When you have Crohn's disease, you have two main goals: Prevent flare-ups and keep them away for good. As a first step, your doctor may start you on drugs that curb inflammation. Although they aren't a cure, they can help you feel much better.
Inflammation in the intestines causes symptoms like stomach pain and diarrhea. Anti-inflammatory drugs ease those symptoms and may even keep them away for years.
The term inflammatory bowel disease (IBD) describes a group of disorders in which the intestines become inflamed. The likeliest cause is an immune reaction the body has against its own intestinal tissue.
Two major types of IBD are ulcerative colitis and Crohn's disease. Ulcerative colitis is limited to the colon or large intestine. Crohn's disease, on the other hand, can involve any part of the gastrointestinal tract from the mouth to the anus. Most commonly, though, it affects the small intestine...
Your doctor will help you decide which one is best for you based on your symptoms.
Most people with Crohn's first take a "5-ASA" drug. That's short for 5-aminosalicylates. These drugs work on the inside of the intestines to reduce inflammation.
Your gut is made up of the small intestine and then your large intestine. 5-ASA drugs work best if you have mild-to-moderate Crohn's disease in your large intestine (also called the colon) or in the very last part of your small intestine. One of these drugs, called sulfasalazine, only helps with disease in the colon.
Once your symptoms improve, you can take a 5-ASA drug to prevent flare-ups.
Sulfasalazine can also reduce sperm counts in men, and it may lower infection-fighting white blood cells. If you're allergic to sulfa drugs, you may have a reaction to sulfasalazine and shouldn't take it.
If the top part of your colon is affected, you'll probably take these medicines by mouth. If the lower part of your colon is involved, you can take a 5-ASA through the rectum as an enema or suppository.
Corticosteroids are one of the oldest treatments for Crohn's disease. If your Crohn's is moderate to severe or other drugs aren't helping, your doctor may recommend one of these medicines.
Many people call these "steroids." They're not the same as the steroids that build up your muscles.
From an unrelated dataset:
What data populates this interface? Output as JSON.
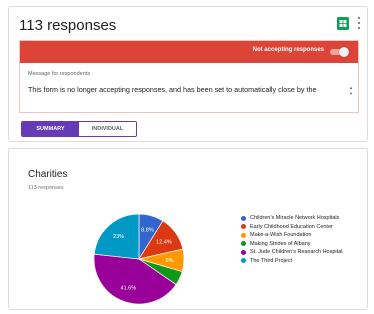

Most cut down on inflammation all around the body, not just in the intestines. They work quickly during flare-ups, sometimes easing symptoms within days after you start taking them.